Second, the Christian who is a student of eschatology and church history might have different concerns. To varying degrees, such an individual might be willing to concede that some type of “coming of the Lord” happened through Jesus in 70 AD, but he would also remind the full preterist that there is supposed to be a final judgment with a physical resurrection. Such a biblical student will point to the creeds, to the message of Paul, and to various “judgment” passages to make the case that there is another “coming of Jesus” that is intended to be a resurrection of the physical body. The full preterist doesn’t believe that there will be a future final judgment where each individual will have a resurrected physical body. Therefore, full preterists are heretics, right? I don’t think we can make that judgment.

The full preterist would (generally) respond by saying that she does believe in a final judgment, just not a future collective climax. She does believe in the final resurrection of the body, but it’s the body of Christ (as the church). She does believe Jesus came again, but it was the destruction of Jerusalem in 70 AD, as prophesied by the OT prophets of old as well as Jesus Himself in Mathew 24 (He said He would come in that generation). She would say that it is a presupposition on our part that there is a third “coming” of Jesus and/or that the “coming” in 70 AD is not legitimate. It is upon that presupposition that we assume that the judgment of all is not at death. And that it is upon that presupposition that we assume that the resurrected body is a physical one. As a side note, there is only one place that I can think of that speaks to resurrected bodies (plural) instead of a resurrected body (singular). Even when I look at the Apostles Creed of the Nicene Creed, I do not see how full preterism is heretical. Do I think it is what the authors of those creeds had in mind? No! Do I think that the Bible teaches it? No! Is it heretical? In my understanding, not at all!

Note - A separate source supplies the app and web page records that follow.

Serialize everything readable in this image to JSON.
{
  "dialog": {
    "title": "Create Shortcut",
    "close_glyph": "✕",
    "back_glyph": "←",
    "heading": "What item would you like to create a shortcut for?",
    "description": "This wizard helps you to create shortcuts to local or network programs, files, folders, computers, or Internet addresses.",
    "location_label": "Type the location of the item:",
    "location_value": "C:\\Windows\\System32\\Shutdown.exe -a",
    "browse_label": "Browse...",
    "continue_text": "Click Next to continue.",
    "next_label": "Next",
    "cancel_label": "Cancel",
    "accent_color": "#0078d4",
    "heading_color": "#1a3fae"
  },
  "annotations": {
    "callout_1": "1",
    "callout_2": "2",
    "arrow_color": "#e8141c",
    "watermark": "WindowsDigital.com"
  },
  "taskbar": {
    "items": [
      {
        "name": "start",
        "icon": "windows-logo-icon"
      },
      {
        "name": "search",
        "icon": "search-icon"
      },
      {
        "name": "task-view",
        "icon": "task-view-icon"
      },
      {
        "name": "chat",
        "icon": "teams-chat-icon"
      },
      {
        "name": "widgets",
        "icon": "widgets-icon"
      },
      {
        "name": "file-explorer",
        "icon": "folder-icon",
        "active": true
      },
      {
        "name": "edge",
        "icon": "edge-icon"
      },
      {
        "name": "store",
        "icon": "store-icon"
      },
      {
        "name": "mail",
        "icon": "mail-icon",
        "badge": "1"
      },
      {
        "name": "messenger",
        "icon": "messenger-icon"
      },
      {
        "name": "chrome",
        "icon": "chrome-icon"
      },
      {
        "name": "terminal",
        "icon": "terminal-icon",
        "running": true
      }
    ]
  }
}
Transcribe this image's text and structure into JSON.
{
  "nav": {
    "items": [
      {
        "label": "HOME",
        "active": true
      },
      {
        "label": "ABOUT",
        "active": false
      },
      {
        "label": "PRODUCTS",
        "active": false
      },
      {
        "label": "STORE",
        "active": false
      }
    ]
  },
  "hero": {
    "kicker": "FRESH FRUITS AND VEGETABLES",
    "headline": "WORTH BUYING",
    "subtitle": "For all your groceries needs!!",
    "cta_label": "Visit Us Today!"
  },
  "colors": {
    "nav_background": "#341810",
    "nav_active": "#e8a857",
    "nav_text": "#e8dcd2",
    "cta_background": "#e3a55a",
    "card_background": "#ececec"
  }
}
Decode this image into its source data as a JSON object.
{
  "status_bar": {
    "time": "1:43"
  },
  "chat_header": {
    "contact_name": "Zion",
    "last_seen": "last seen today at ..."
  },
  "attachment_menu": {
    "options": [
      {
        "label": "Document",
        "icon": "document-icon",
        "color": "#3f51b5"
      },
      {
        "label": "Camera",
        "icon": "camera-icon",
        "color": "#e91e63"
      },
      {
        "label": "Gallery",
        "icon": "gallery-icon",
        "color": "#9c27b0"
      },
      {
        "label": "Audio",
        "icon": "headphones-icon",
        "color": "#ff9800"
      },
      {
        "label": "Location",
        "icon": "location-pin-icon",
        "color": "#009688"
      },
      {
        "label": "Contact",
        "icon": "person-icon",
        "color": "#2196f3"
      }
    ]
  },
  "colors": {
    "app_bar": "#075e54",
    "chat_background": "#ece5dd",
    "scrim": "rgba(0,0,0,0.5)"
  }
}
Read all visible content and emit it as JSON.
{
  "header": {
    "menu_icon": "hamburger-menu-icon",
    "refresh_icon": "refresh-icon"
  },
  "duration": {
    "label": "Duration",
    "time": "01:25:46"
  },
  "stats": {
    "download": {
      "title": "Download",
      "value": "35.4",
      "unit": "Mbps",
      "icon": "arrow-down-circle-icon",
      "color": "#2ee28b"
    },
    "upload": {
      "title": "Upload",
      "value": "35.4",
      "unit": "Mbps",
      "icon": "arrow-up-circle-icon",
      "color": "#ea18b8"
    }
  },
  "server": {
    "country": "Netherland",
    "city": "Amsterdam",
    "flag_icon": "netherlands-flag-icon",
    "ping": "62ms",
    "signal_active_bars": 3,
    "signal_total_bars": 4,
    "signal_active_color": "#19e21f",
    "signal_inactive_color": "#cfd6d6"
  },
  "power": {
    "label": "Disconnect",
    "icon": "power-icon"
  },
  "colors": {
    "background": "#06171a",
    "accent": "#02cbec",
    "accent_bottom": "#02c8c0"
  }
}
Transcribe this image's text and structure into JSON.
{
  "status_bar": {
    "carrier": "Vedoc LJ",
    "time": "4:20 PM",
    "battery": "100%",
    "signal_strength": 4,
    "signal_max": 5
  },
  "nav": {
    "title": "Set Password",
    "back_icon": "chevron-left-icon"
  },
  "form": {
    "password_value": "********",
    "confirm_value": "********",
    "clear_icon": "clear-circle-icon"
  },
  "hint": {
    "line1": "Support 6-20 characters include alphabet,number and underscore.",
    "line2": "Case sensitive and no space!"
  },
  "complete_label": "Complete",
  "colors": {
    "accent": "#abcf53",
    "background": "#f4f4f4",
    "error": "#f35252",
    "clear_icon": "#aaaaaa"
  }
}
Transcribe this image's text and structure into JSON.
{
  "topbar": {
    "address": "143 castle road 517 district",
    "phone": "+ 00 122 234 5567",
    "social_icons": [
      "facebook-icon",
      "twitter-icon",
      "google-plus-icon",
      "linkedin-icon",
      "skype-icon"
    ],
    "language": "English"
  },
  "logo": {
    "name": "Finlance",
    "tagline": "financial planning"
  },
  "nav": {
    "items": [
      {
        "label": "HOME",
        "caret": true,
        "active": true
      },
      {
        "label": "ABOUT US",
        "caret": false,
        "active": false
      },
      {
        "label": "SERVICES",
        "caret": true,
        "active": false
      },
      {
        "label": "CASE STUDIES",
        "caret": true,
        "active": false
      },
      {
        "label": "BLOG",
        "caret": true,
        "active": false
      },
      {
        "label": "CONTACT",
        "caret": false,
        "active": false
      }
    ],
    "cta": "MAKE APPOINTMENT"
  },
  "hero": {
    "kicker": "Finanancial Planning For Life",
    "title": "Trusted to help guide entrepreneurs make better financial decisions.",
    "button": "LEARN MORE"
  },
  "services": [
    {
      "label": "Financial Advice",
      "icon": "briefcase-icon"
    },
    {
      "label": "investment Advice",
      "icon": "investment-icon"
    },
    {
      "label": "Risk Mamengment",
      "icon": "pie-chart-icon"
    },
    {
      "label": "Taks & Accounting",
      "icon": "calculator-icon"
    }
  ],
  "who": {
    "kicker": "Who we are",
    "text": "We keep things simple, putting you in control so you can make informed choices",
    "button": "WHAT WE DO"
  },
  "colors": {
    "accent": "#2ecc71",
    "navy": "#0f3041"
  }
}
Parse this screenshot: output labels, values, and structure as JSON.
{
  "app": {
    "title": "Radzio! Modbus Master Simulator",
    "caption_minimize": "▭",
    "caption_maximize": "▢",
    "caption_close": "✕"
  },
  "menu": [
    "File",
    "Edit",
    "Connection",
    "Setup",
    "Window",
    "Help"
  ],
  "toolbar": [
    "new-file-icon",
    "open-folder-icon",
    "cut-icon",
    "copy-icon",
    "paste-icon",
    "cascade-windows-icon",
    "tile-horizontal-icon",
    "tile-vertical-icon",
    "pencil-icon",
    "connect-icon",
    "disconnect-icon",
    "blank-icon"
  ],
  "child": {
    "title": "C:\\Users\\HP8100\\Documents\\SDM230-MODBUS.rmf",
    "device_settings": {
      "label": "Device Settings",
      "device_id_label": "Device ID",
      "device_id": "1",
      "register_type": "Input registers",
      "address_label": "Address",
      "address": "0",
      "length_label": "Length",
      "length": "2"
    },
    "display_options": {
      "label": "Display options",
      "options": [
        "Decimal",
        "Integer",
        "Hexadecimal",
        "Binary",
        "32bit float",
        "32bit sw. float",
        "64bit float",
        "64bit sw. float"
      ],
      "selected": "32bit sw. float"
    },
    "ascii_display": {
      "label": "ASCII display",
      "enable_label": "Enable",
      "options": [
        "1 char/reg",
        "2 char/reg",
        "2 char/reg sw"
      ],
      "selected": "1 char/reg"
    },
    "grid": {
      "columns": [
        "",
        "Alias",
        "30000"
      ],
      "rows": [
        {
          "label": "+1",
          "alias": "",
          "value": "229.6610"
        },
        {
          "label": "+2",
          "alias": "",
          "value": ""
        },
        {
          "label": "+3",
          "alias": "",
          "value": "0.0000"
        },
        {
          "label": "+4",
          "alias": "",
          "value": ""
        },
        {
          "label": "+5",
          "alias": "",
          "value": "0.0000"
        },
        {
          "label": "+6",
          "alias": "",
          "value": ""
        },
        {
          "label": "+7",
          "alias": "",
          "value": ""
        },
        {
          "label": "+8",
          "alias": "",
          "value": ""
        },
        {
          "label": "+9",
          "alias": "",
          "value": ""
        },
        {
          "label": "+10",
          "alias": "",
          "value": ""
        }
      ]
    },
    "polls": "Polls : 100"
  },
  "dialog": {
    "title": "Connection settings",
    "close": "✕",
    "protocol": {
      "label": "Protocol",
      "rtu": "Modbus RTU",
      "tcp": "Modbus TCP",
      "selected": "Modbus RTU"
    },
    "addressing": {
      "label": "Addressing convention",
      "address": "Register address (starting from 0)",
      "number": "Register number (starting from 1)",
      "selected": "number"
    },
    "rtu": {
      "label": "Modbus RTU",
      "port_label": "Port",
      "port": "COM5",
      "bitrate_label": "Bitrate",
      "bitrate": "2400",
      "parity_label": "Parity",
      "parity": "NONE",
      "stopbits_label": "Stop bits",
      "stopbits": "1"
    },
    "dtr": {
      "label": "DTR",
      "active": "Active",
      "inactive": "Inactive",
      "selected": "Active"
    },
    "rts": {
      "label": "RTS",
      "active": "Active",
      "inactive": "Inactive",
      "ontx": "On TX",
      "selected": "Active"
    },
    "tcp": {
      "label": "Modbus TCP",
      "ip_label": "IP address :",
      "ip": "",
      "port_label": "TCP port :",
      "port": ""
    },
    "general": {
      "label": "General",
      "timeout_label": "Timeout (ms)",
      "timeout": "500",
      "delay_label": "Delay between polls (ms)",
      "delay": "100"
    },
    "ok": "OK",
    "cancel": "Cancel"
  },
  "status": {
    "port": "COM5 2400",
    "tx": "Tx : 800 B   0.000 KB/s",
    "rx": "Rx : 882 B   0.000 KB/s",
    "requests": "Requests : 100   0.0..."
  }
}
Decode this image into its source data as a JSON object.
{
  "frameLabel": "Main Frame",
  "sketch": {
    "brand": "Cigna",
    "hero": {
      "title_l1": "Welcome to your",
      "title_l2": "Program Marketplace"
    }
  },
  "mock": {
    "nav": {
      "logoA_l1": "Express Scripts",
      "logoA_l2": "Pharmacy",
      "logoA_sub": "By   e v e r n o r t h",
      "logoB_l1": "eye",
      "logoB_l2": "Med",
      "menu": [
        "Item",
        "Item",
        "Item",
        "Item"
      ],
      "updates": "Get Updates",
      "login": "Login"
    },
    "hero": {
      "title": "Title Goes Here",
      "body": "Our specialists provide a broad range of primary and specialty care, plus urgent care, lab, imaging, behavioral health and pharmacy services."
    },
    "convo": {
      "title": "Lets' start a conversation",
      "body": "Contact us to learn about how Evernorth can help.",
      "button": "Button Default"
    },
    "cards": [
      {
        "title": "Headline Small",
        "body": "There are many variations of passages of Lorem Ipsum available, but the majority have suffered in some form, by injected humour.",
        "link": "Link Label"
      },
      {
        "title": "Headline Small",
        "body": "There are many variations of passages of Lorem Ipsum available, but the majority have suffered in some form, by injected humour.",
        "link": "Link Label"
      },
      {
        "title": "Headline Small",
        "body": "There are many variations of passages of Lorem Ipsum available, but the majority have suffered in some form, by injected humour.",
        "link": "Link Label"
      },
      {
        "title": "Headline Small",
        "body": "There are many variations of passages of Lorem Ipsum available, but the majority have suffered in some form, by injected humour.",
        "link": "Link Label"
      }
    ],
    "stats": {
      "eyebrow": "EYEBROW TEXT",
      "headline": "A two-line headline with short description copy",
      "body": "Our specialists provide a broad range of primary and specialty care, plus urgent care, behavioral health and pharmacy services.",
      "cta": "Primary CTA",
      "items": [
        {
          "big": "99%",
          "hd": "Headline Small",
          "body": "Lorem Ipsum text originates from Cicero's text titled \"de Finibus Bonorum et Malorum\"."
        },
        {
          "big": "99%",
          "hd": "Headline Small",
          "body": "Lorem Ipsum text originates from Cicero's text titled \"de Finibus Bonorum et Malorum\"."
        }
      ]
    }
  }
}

I didn’t know I was going to say THAT much about full preterism, but I felt like it needed to be said. I’m tired of people I know and love being accused of laziness, gnosticism, and heresy. These people know their stuff and love God. Does that necessarily make them right? No! But, in my understanding of the Word and the Spirit, these people are my brothers and sisters in Christ. There’s always more that could and should be said on either side of a conversation like this, but my point for posting this is to hopefully influence us all to have some grace. – Jesse